• Task requirements:
Please work out the number of lines in the following material that include "same", and reply with only that number.

• Records for this task:
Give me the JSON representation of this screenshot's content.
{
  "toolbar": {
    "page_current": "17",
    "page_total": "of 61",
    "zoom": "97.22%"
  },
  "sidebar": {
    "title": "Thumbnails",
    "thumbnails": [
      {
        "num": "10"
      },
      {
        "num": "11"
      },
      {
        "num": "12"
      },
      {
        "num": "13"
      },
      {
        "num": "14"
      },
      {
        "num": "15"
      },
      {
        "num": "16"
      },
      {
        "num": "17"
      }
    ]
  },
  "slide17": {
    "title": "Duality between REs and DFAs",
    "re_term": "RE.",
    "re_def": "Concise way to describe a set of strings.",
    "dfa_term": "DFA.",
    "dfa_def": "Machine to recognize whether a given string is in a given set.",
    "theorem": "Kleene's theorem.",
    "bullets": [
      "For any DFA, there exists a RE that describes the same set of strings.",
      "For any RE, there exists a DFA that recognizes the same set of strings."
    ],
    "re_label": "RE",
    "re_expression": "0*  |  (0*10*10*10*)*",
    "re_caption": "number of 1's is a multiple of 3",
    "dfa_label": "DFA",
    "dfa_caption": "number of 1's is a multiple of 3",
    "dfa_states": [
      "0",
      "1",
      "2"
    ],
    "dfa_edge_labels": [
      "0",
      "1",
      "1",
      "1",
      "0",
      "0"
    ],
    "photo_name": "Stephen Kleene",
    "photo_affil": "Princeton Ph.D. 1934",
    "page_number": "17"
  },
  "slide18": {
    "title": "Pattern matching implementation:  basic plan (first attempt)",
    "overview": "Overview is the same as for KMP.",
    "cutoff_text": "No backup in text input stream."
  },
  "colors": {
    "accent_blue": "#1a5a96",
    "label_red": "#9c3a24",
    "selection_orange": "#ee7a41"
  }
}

• Answer space:
3